[INSTRUCTIONS TO FOLLOW] Return every entry exactly as written, with the pictures removed.

ENTRIES SUPPLIED below:

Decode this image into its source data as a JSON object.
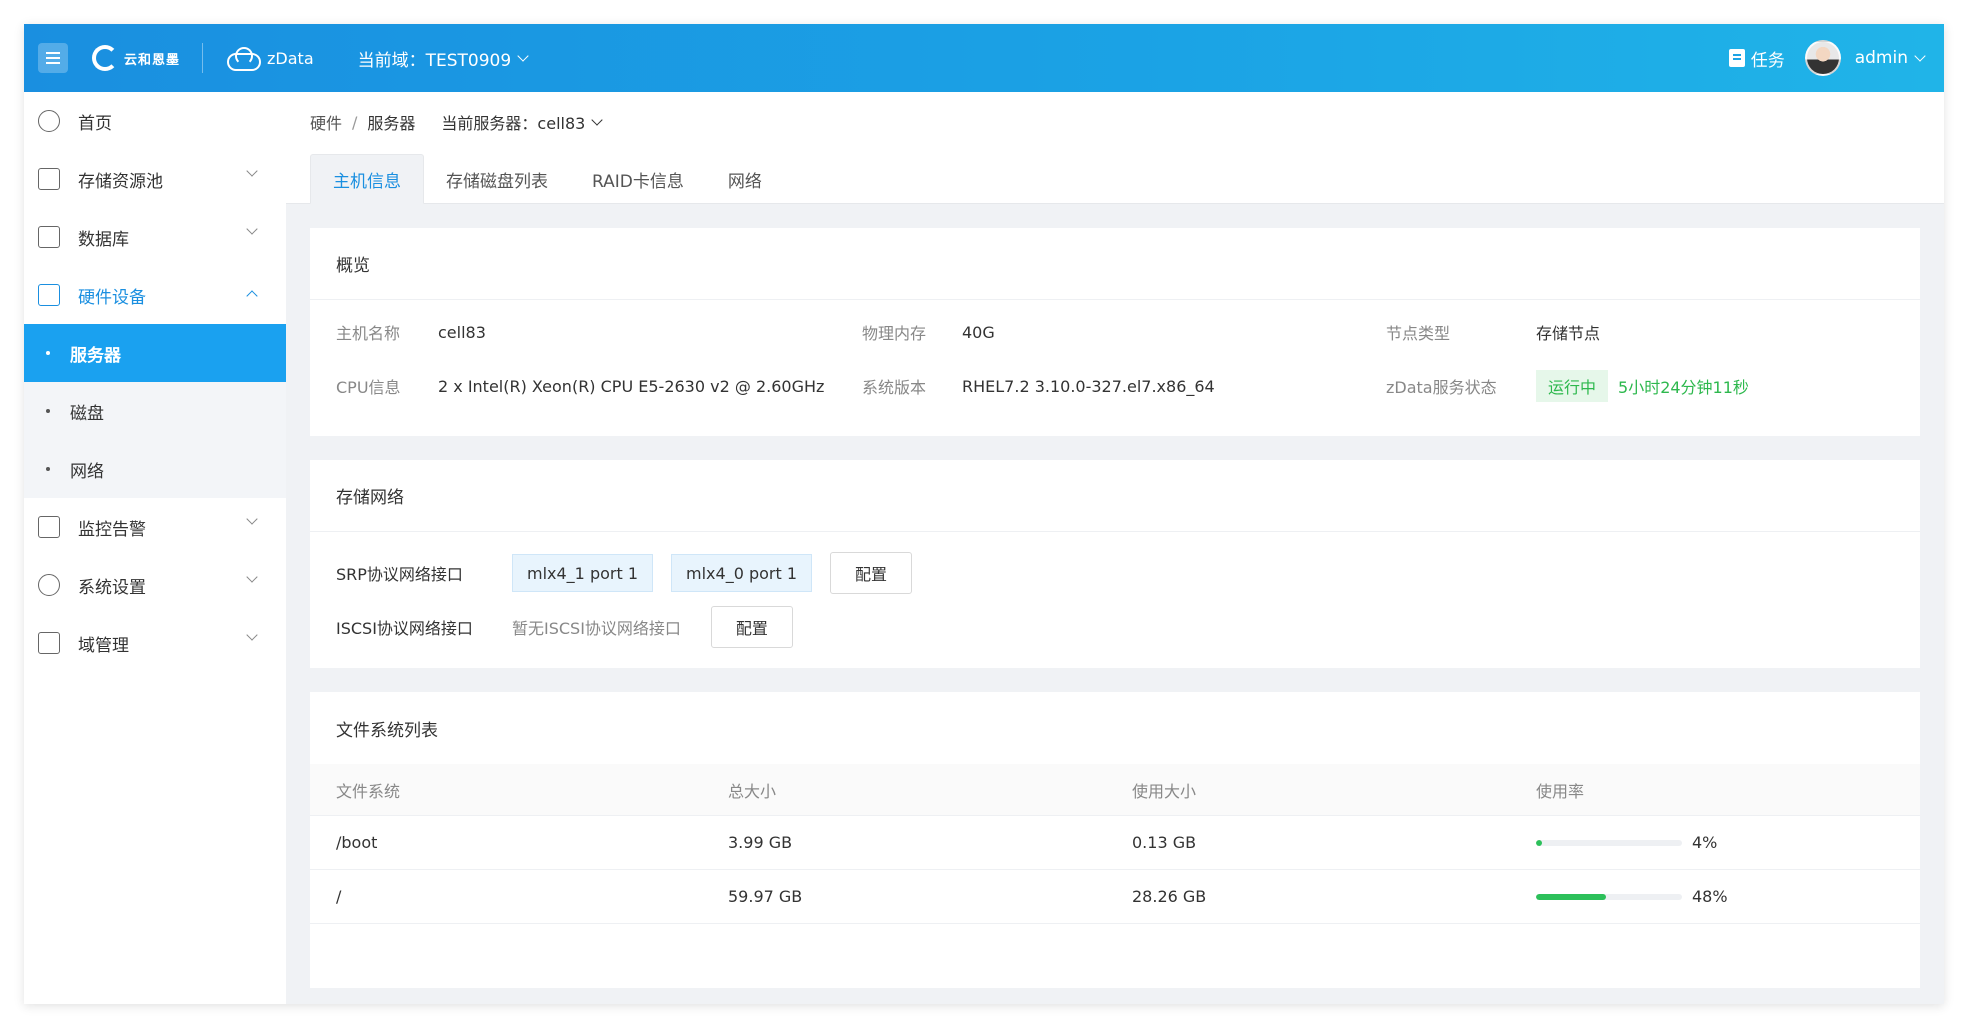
{
  "topbar": {
    "brand_text": "云和恩墨",
    "product_name": "zData",
    "domain_label": "当前域：TEST0909",
    "task_label": "任务",
    "user_name": "admin"
  },
  "sidebar": {
    "items": [
      {
        "label": "首页",
        "icon": "home-icon",
        "has_chevron": false
      },
      {
        "label": "存储资源池",
        "icon": "storage-pool-icon",
        "has_chevron": true
      },
      {
        "label": "数据库",
        "icon": "database-icon",
        "has_chevron": true
      },
      {
        "label": "硬件设备",
        "icon": "hardware-icon",
        "has_chevron": true,
        "open": true
      },
      {
        "label": "监控告警",
        "icon": "monitor-icon",
        "has_chevron": true
      },
      {
        "label": "系统设置",
        "icon": "settings-icon",
        "has_chevron": true
      },
      {
        "label": "域管理",
        "icon": "domain-icon",
        "has_chevron": true
      }
    ],
    "sub_items": [
      {
        "label": "服务器",
        "active": true
      },
      {
        "label": "磁盘",
        "active": false
      },
      {
        "label": "网络",
        "active": false
      }
    ]
  },
  "breadcrumb": {
    "items": [
      "硬件",
      "服务器"
    ],
    "separator": "/",
    "current_server": "当前服务器：cell83"
  },
  "tabs": [
    "主机信息",
    "存储磁盘列表",
    "RAID卡信息",
    "网络"
  ],
  "overview": {
    "title": "概览",
    "host_name_label": "主机名称",
    "host_name": "cell83",
    "memory_label": "物理内存",
    "memory": "40G",
    "node_type_label": "节点类型",
    "node_type": "存储节点",
    "cpu_label": "CPU信息",
    "cpu": "2 x Intel(R) Xeon(R) CPU E5-2630 v2 @ 2.60GHz",
    "os_label": "系统版本",
    "os": "RHEL7.2 3.10.0-327.el7.x86_64",
    "service_label": "zData服务状态",
    "service_status": "运行中",
    "uptime": "5小时24分钟11秒",
    "status_color": "#2db84d"
  },
  "storage_network": {
    "title": "存储网络",
    "srp_label": "SRP协议网络接口",
    "srp_ports": [
      "mlx4_1 port 1",
      "mlx4_0 port 1"
    ],
    "iscsi_label": "ISCSI协议网络接口",
    "iscsi_empty": "暂无ISCSI协议网络接口",
    "config_label": "配置"
  },
  "filesystems": {
    "title": "文件系统列表",
    "columns": [
      "文件系统",
      "总大小",
      "使用大小",
      "使用率"
    ],
    "rows": [
      {
        "fs": "/boot",
        "total": "3.99 GB",
        "used": "0.13 GB",
        "usage_text": "4%",
        "usage": 4
      },
      {
        "fs": "/",
        "total": "59.97 GB",
        "used": "28.26 GB",
        "usage_text": "48%",
        "usage": 48
      }
    ],
    "bar_color": "#2cc05a"
  },
  "colors": {
    "accent": "#1a8fe0",
    "active_item": "#1aa1f0"
  }
}
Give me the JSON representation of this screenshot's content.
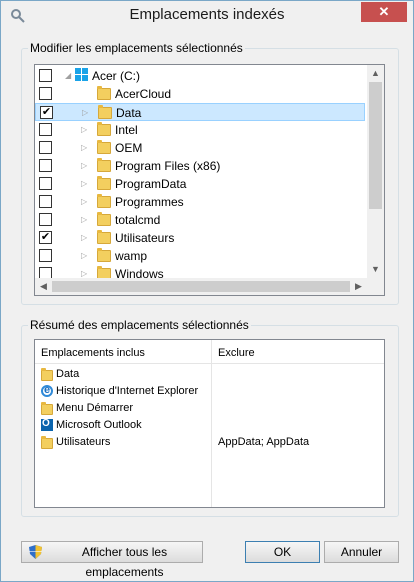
{
  "window": {
    "title": "Emplacements indexés",
    "close_symbol": "✕"
  },
  "modify_group": {
    "label": "Modifier les emplacements sélectionnés",
    "tree": [
      {
        "label": "Acer (C:)",
        "checked": false,
        "expanded": true,
        "icon": "drive-icon",
        "level": 0
      },
      {
        "label": "AcerCloud",
        "checked": false,
        "expanded": false,
        "has_children": false,
        "icon": "folder-icon",
        "level": 1
      },
      {
        "label": "Data",
        "checked": true,
        "expanded": false,
        "has_children": true,
        "icon": "folder-icon",
        "level": 1,
        "selected": true
      },
      {
        "label": "Intel",
        "checked": false,
        "expanded": false,
        "has_children": true,
        "icon": "folder-icon",
        "level": 1
      },
      {
        "label": "OEM",
        "checked": false,
        "expanded": false,
        "has_children": true,
        "icon": "folder-icon",
        "level": 1
      },
      {
        "label": "Program Files (x86)",
        "checked": false,
        "expanded": false,
        "has_children": true,
        "icon": "folder-icon",
        "level": 1
      },
      {
        "label": "ProgramData",
        "checked": false,
        "expanded": false,
        "has_children": true,
        "icon": "folder-icon",
        "level": 1
      },
      {
        "label": "Programmes",
        "checked": false,
        "expanded": false,
        "has_children": true,
        "icon": "folder-icon",
        "level": 1
      },
      {
        "label": "totalcmd",
        "checked": false,
        "expanded": false,
        "has_children": true,
        "icon": "folder-icon",
        "level": 1
      },
      {
        "label": "Utilisateurs",
        "checked": true,
        "expanded": false,
        "has_children": true,
        "icon": "folder-icon",
        "level": 1
      },
      {
        "label": "wamp",
        "checked": false,
        "expanded": false,
        "has_children": true,
        "icon": "folder-icon",
        "level": 1
      },
      {
        "label": "Windows",
        "checked": false,
        "expanded": false,
        "has_children": true,
        "icon": "folder-icon",
        "level": 1
      }
    ]
  },
  "summary_group": {
    "label": "Résumé des emplacements sélectionnés",
    "columns": [
      "Emplacements inclus",
      "Exclure"
    ],
    "rows": [
      {
        "name": "Data",
        "icon": "folder-icon",
        "exclude": ""
      },
      {
        "name": "Historique d'Internet Explorer",
        "icon": "internet-explorer-icon",
        "exclude": ""
      },
      {
        "name": "Menu Démarrer",
        "icon": "folder-icon",
        "exclude": ""
      },
      {
        "name": "Microsoft Outlook",
        "icon": "outlook-icon",
        "exclude": ""
      },
      {
        "name": "Utilisateurs",
        "icon": "folder-icon",
        "exclude": "AppData; AppData"
      }
    ]
  },
  "buttons": {
    "show_all": "Afficher tous les emplacements",
    "ok": "OK",
    "cancel": "Annuler"
  },
  "colors": {
    "selection": "#cce8ff",
    "close_button": "#c7504f",
    "folder": "#f3cf5f"
  }
}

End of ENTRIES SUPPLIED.

[ANSWER SECTION]
Decode this image into its source data as a JSON object.
{
  "topbar": {
    "brand_text": "云和恩墨",
    "product_name": "zData",
    "domain_label": "当前域：TEST0909",
    "task_label": "任务",
    "user_name": "admin"
  },
  "sidebar": {
    "items": [
      {
        "label": "首页",
        "icon": "home-icon",
        "has_chevron": false
      },
      {
        "label": "存储资源池",
        "icon": "storage-pool-icon",
        "has_chevron": true
      },
      {
        "label": "数据库",
        "icon": "database-icon",
        "has_chevron": true
      },
      {
        "label": "硬件设备",
        "icon": "hardware-icon",
        "has_chevron": true,
        "open": true
      },
      {
        "label": "监控告警",
        "icon": "monitor-icon",
        "has_chevron": true
      },
      {
        "label": "系统设置",
        "icon": "settings-icon",
        "has_chevron": true
      },
      {
        "label": "域管理",
        "icon": "domain-icon",
        "has_chevron": true
      }
    ],
    "sub_items": [
      {
        "label": "服务器",
        "active": true
      },
      {
        "label": "磁盘",
        "active": false
      },
      {
        "label": "网络",
        "active": false
      }
    ]
  },
  "breadcrumb": {
    "items": [
      "硬件",
      "服务器"
    ],
    "separator": "/",
    "current_server": "当前服务器：cell83"
  },
  "tabs": [
    "主机信息",
    "存储磁盘列表",
    "RAID卡信息",
    "网络"
  ],
  "overview": {
    "title": "概览",
    "host_name_label": "主机名称",
    "host_name": "cell83",
    "memory_label": "物理内存",
    "memory": "40G",
    "node_type_label": "节点类型",
    "node_type": "存储节点",
    "cpu_label": "CPU信息",
    "cpu": "2 x Intel(R) Xeon(R) CPU E5-2630 v2 @ 2.60GHz",
    "os_label": "系统版本",
    "os": "RHEL7.2 3.10.0-327.el7.x86_64",
    "service_label": "zData服务状态",
    "service_status": "运行中",
    "uptime": "5小时24分钟11秒",
    "status_color": "#2db84d"
  },
  "storage_network": {
    "title": "存储网络",
    "srp_label": "SRP协议网络接口",
    "srp_ports": [
      "mlx4_1 port 1",
      "mlx4_0 port 1"
    ],
    "iscsi_label": "ISCSI协议网络接口",
    "iscsi_empty": "暂无ISCSI协议网络接口",
    "config_label": "配置"
  },
  "filesystems": {
    "title": "文件系统列表",
    "columns": [
      "文件系统",
      "总大小",
      "使用大小",
      "使用率"
    ],
    "rows": [
      {
        "fs": "/boot",
        "total": "3.99 GB",
        "used": "0.13 GB",
        "usage_text": "4%",
        "usage": 4
      },
      {
        "fs": "/",
        "total": "59.97 GB",
        "used": "28.26 GB",
        "usage_text": "48%",
        "usage": 48
      }
    ],
    "bar_color": "#2cc05a"
  },
  "colors": {
    "accent": "#1a8fe0",
    "active_item": "#1aa1f0"
  }
}
Give me the JSON representation of this screenshot's content.
{
  "window": {
    "title": "Emplacements indexés",
    "close_symbol": "✕"
  },
  "modify_group": {
    "label": "Modifier les emplacements sélectionnés",
    "tree": [
      {
        "label": "Acer (C:)",
        "checked": false,
        "expanded": true,
        "icon": "drive-icon",
        "level": 0
      },
      {
        "label": "AcerCloud",
        "checked": false,
        "expanded": false,
        "has_children": false,
        "icon": "folder-icon",
        "level": 1
      },
      {
        "label": "Data",
        "checked": true,
        "expanded": false,
        "has_children": true,
        "icon": "folder-icon",
        "level": 1,
        "selected": true
      },
      {
        "label": "Intel",
        "checked": false,
        "expanded": false,
        "has_children": true,
        "icon": "folder-icon",
        "level": 1
      },
      {
        "label": "OEM",
        "checked": false,
        "expanded": false,
        "has_children": true,
        "icon": "folder-icon",
        "level": 1
      },
      {
        "label": "Program Files (x86)",
        "checked": false,
        "expanded": false,
        "has_children": true,
        "icon": "folder-icon",
        "level": 1
      },
      {
        "label": "ProgramData",
        "checked": false,
        "expanded": false,
        "has_children": true,
        "icon": "folder-icon",
        "level": 1
      },
      {
        "label": "Programmes",
        "checked": false,
        "expanded": false,
        "has_children": true,
        "icon": "folder-icon",
        "level": 1
      },
      {
        "label": "totalcmd",
        "checked": false,
        "expanded": false,
        "has_children": true,
        "icon": "folder-icon",
        "level": 1
      },
      {
        "label": "Utilisateurs",
        "checked": true,
        "expanded": false,
        "has_children": true,
        "icon": "folder-icon",
        "level": 1
      },
      {
        "label": "wamp",
        "checked": false,
        "expanded": false,
        "has_children": true,
        "icon": "folder-icon",
        "level": 1
      },
      {
        "label": "Windows",
        "checked": false,
        "expanded": false,
        "has_children": true,
        "icon": "folder-icon",
        "level": 1
      }
    ]
  },
  "summary_group": {
    "label": "Résumé des emplacements sélectionnés",
    "columns": [
      "Emplacements inclus",
      "Exclure"
    ],
    "rows": [
      {
        "name": "Data",
        "icon": "folder-icon",
        "exclude": ""
      },
      {
        "name": "Historique d'Internet Explorer",
        "icon": "internet-explorer-icon",
        "exclude": ""
      },
      {
        "name": "Menu Démarrer",
        "icon": "folder-icon",
        "exclude": ""
      },
      {
        "name": "Microsoft Outlook",
        "icon": "outlook-icon",
        "exclude": ""
      },
      {
        "name": "Utilisateurs",
        "icon": "folder-icon",
        "exclude": "AppData; AppData"
      }
    ]
  },
  "buttons": {
    "show_all": "Afficher tous les emplacements",
    "ok": "OK",
    "cancel": "Annuler"
  },
  "colors": {
    "selection": "#cce8ff",
    "close_button": "#c7504f",
    "folder": "#f3cf5f"
  }
}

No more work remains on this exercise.